Voter ID Laws Are the New Poll Tax and Literacy Tests

FILE - In this June 19, 2012 file photo, Mississippi Secretary of State Delbert Hosemann holds a postcard to help identify vo
FILE - In this June 19, 2012 file photo, Mississippi Secretary of State Delbert Hosemann holds a postcard to help identify voters in need of a free state government issued card that will be issued through his office at no charge, in Jackson, Miss. More than two dozen states have some form of ID requirement, and 11 of those passed new rules over the past two years largely at the urging of Republicans who say they want to prevent fraud. (AP Photo/Rogelio V. Solis, File)

There are no poll tax laws or literacy tests to take away voting rights in the 21st century. Republicans have a much more sophisticated method this time, called voter ID laws. The result is the same. Many blacks and minorities will be systemically denied the right to vote under the guise of these new voting laws. Vice President Biden knew exactly what he was saying and to whom he was speaking when he referred to the GOP as "trying to put y'all back in chains."

Unfortunately, many persons are not aware of the extent of the GOP's disenfranchisement efforts. The effects will linger and go far beyond President Obama and the 2012 election, if not stopped. And once a train starts moving quickly, it's not as easy to stop it. Rest assured that the GOP voter suppression train has left the station in terms of taking away voting rights. It is probably en route to a state near you, if it has not already arrived.

Voter ID laws, under the pretext of protecting voter fraud, enacted now in over half the states, require voters to present some form of identification as a requirement to vote. Fourteen states require a government-issued photo ID when voting in person. At the time of registering to vote, other states, like Kansas and Alabama, further demand proof of citizenship beyond the federal legal requirement that citizens swear they are citizens. During the 2011 legislative session, five states -- Wisconsin, Texas, Tennessee, Alabama and South Carolina -- joined Georgia and Indiana by enacting the strictest form of photo ID requirement for voters. Overall 19 states changed their voter ID law in the past two years. Court challenges are pending in many of those states.

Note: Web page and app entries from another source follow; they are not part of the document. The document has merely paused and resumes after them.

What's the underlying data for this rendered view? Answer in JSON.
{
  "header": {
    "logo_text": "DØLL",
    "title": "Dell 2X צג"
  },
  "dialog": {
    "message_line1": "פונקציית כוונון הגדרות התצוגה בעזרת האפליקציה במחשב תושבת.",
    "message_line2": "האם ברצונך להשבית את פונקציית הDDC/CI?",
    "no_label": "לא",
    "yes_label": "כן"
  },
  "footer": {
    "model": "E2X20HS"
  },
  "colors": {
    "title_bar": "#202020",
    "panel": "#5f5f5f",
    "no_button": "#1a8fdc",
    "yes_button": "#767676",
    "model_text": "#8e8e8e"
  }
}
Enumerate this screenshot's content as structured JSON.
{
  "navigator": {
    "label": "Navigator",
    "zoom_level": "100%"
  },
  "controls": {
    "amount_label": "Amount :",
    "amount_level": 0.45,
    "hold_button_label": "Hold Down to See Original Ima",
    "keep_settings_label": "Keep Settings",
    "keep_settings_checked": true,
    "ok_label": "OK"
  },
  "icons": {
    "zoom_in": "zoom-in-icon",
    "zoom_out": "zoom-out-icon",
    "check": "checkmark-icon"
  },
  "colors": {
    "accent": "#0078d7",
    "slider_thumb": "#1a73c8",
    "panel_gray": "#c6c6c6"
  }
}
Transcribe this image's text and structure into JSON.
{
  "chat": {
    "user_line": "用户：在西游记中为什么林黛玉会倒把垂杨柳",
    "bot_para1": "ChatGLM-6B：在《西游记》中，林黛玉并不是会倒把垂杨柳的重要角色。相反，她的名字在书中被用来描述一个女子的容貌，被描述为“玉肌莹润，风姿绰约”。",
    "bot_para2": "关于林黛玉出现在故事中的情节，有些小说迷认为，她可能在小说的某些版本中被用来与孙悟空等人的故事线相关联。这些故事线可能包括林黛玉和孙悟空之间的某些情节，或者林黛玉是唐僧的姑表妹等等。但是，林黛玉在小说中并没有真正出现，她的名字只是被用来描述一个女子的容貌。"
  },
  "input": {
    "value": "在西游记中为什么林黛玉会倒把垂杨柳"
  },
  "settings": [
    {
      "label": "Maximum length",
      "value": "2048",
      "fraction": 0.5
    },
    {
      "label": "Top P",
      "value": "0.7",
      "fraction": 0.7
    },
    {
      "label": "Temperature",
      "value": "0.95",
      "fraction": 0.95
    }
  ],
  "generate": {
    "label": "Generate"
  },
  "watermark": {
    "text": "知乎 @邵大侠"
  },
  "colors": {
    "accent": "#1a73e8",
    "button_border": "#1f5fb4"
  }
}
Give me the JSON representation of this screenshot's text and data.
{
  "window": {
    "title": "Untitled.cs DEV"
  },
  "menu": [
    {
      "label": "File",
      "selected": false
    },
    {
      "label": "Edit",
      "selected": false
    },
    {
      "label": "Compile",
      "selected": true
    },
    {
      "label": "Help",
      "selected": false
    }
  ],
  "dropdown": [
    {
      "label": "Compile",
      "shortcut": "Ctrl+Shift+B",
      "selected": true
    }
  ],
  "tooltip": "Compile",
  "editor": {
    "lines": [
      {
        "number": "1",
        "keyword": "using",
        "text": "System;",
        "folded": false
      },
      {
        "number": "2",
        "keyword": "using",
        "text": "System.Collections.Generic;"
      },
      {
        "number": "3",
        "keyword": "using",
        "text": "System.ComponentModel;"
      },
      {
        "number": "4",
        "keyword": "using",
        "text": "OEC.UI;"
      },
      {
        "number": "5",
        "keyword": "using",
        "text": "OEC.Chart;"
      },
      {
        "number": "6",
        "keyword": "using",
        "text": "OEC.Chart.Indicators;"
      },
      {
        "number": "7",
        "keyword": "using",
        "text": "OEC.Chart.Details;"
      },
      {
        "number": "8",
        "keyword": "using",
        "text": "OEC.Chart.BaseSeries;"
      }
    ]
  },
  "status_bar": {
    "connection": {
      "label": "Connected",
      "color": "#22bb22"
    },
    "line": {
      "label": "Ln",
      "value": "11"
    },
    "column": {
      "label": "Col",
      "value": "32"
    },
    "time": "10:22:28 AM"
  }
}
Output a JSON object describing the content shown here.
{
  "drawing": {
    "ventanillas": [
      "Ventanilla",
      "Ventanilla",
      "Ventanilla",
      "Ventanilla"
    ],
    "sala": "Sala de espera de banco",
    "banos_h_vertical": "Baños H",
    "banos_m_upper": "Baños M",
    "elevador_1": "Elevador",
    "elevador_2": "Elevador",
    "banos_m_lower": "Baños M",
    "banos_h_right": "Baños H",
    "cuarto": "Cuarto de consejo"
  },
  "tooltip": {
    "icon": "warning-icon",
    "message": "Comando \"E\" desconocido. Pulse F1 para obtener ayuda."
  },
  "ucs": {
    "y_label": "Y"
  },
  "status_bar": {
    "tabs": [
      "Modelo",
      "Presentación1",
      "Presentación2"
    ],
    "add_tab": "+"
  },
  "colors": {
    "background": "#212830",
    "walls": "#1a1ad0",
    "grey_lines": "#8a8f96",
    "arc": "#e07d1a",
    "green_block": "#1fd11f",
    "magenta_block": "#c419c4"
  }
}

The Justice Department blocked South Carolina and Texas' voter ID laws under the Voter Rights Act of 1965. Both sued the Justice Department. The South Carolina case goes on trial on August 27. The Texas trial has not been decided yet by the federal court. A Pennsylvania state court held last week that even with officials' admission of the absence of voter fraud in Pennsylvania and the nation, an injunction cannot be issued against the state's voter ID law. An appeal will likely follow but may not be ruled upon in time before the 2012 election.

This week a newly released and comprehensive national report by News21, a national investigative reporting project, found "scant" evidence of voter fraud since 2000. News21 gathered public information available from all 50 states. The report concludes in person voter fraud, upon which 37 states passed new voter ID laws, is virtually non-existent.

While the legal battles are waging in court, persons on the ground and online must help voters to become aware of the new voter laws. Voters who have voted in previous elections may not be able to vote in 2012 without proper ID. The laws are not just aimed at new voters but any voter seeking to vote in the 2012 election. And the laws will have a disproportionate effect on blacks, minorities, seniors and students. In Pennsylvania, it is estimated that almost 800,000 voters as of yet do not have the requisite ID needed to vote. Of that number, many live in the urban areas where many black people reside.

Just as in the Jim Crow days, this is a time to rise to the occasion. The battle must be fought on the ground, in the courts, in civic engagement, online and anywhere necessary to right the wrong. Voting is the bedrock of democracy. As President Lyndon Baines Johnson said on August 6, 1965, at the signing of the Voter Rights Act of 1965, "This right to vote is the basic right by which all others without it are meaningless." No qualified citizen eligible to vote should ever be denied the right to vote due to partisan efforts to win an election.